▶ [Task instructions]: Copy each line of the data below with the word "barra".

▶ [Study material]:
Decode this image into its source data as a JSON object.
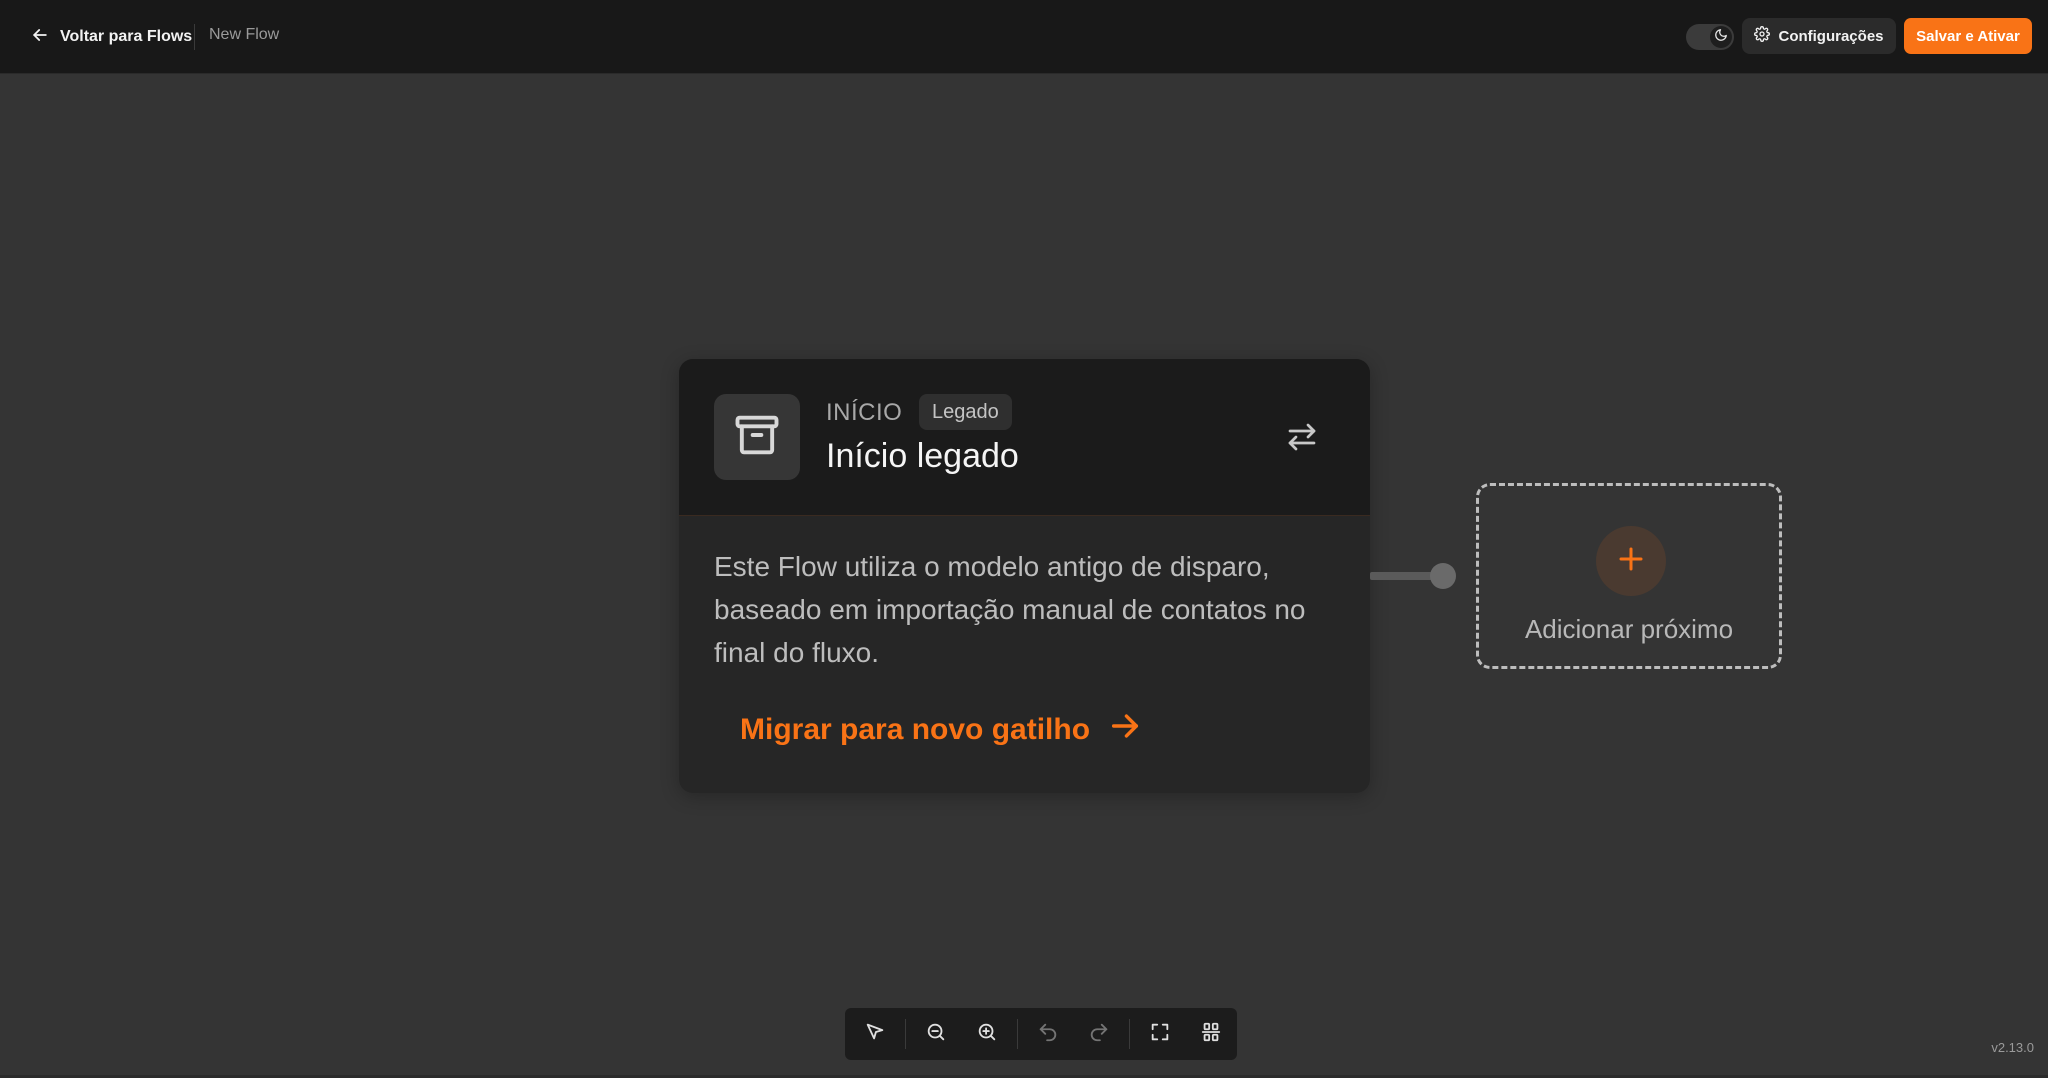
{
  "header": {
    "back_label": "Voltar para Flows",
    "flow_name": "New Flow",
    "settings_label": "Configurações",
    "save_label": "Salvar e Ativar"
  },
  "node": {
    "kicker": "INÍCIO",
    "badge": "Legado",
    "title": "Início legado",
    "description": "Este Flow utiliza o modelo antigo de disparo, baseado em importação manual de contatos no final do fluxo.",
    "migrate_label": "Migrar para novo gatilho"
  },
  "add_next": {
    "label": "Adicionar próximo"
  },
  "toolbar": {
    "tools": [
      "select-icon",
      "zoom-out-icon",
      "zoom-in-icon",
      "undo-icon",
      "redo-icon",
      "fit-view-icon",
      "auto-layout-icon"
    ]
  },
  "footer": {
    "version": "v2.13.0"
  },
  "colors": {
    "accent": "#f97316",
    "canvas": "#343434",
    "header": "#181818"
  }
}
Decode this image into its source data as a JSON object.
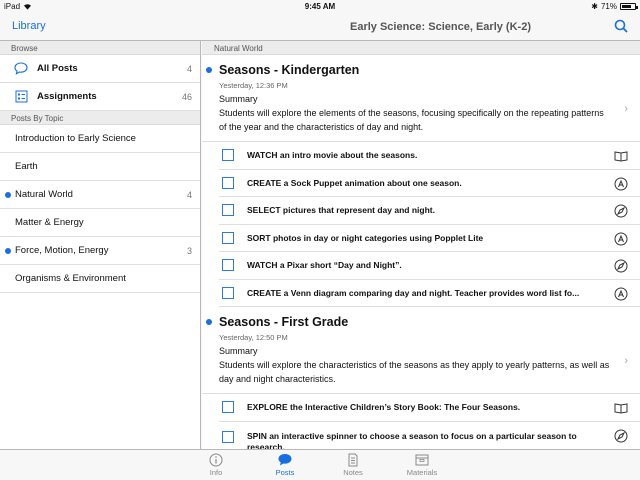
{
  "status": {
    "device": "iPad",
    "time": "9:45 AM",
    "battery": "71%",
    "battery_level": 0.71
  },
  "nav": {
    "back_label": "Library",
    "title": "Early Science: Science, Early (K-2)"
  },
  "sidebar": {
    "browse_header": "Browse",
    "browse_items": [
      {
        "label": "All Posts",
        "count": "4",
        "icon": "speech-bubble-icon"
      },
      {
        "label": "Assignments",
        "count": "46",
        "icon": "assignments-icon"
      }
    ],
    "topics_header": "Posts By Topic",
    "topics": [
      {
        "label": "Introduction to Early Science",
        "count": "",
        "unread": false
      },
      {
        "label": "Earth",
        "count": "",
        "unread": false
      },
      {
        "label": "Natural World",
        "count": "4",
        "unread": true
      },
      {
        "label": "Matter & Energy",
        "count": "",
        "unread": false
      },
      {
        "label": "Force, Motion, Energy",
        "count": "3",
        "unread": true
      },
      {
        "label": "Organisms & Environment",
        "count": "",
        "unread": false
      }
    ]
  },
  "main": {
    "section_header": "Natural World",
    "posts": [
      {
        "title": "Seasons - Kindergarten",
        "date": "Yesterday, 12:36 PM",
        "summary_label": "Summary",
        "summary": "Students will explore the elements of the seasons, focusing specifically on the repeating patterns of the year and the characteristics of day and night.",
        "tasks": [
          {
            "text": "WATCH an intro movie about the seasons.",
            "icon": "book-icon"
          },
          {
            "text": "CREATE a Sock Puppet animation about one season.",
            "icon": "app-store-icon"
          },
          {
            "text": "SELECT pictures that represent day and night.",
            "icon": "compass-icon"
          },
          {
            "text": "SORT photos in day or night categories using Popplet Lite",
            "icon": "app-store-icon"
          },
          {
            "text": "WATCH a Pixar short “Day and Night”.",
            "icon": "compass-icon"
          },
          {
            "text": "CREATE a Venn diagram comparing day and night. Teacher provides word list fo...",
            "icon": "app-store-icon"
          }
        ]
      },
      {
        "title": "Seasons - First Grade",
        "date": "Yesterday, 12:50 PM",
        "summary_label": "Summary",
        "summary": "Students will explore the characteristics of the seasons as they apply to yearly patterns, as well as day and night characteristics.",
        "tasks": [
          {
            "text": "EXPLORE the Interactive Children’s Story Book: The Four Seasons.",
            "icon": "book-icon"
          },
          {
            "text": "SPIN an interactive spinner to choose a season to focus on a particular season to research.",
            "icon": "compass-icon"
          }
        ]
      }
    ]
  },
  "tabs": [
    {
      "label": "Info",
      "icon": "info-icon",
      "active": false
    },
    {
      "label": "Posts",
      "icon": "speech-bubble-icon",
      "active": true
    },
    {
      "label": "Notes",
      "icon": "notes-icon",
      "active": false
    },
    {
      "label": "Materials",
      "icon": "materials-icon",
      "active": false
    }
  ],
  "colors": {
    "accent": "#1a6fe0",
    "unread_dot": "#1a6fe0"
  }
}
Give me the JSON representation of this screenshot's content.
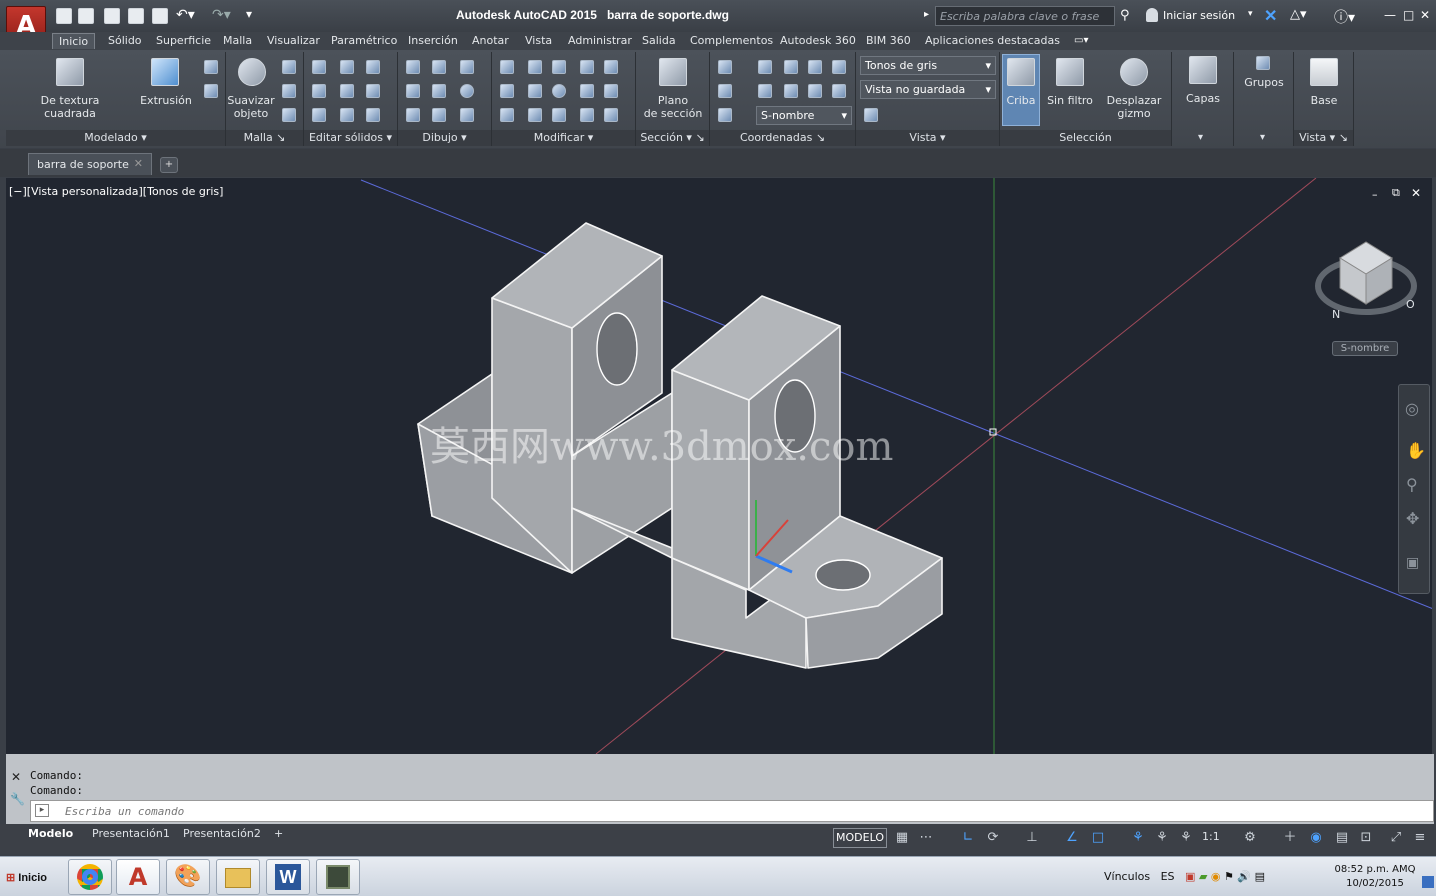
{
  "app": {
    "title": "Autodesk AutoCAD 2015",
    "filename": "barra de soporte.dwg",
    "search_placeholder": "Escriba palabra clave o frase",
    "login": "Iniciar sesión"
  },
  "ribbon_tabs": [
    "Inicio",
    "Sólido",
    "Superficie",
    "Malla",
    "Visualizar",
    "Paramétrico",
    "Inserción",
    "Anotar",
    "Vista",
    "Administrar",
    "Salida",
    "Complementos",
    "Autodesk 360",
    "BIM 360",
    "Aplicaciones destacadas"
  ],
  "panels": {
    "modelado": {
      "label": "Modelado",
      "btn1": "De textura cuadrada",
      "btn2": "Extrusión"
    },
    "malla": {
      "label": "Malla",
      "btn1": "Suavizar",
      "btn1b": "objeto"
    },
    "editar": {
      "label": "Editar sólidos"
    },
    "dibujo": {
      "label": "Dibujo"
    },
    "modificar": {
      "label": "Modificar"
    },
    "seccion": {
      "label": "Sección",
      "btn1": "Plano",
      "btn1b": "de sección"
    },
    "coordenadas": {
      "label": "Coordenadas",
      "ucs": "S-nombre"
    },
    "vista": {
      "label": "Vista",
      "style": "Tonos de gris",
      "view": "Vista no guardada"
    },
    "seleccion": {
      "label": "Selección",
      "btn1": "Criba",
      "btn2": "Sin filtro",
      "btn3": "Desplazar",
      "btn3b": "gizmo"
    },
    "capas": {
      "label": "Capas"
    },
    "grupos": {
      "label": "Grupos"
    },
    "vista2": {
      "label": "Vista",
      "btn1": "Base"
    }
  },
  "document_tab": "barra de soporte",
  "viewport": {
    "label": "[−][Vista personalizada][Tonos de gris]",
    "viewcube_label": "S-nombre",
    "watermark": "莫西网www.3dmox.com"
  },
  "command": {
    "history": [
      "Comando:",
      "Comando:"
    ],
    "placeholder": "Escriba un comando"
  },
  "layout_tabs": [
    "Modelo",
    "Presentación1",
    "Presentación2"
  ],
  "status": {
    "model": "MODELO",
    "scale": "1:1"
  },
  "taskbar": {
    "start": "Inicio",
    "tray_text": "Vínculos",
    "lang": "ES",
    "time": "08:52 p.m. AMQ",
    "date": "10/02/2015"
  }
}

▶ [Response to this task]:
    "filename": "barra de soporte.dwg",
  "document_tab": "barra de soporte",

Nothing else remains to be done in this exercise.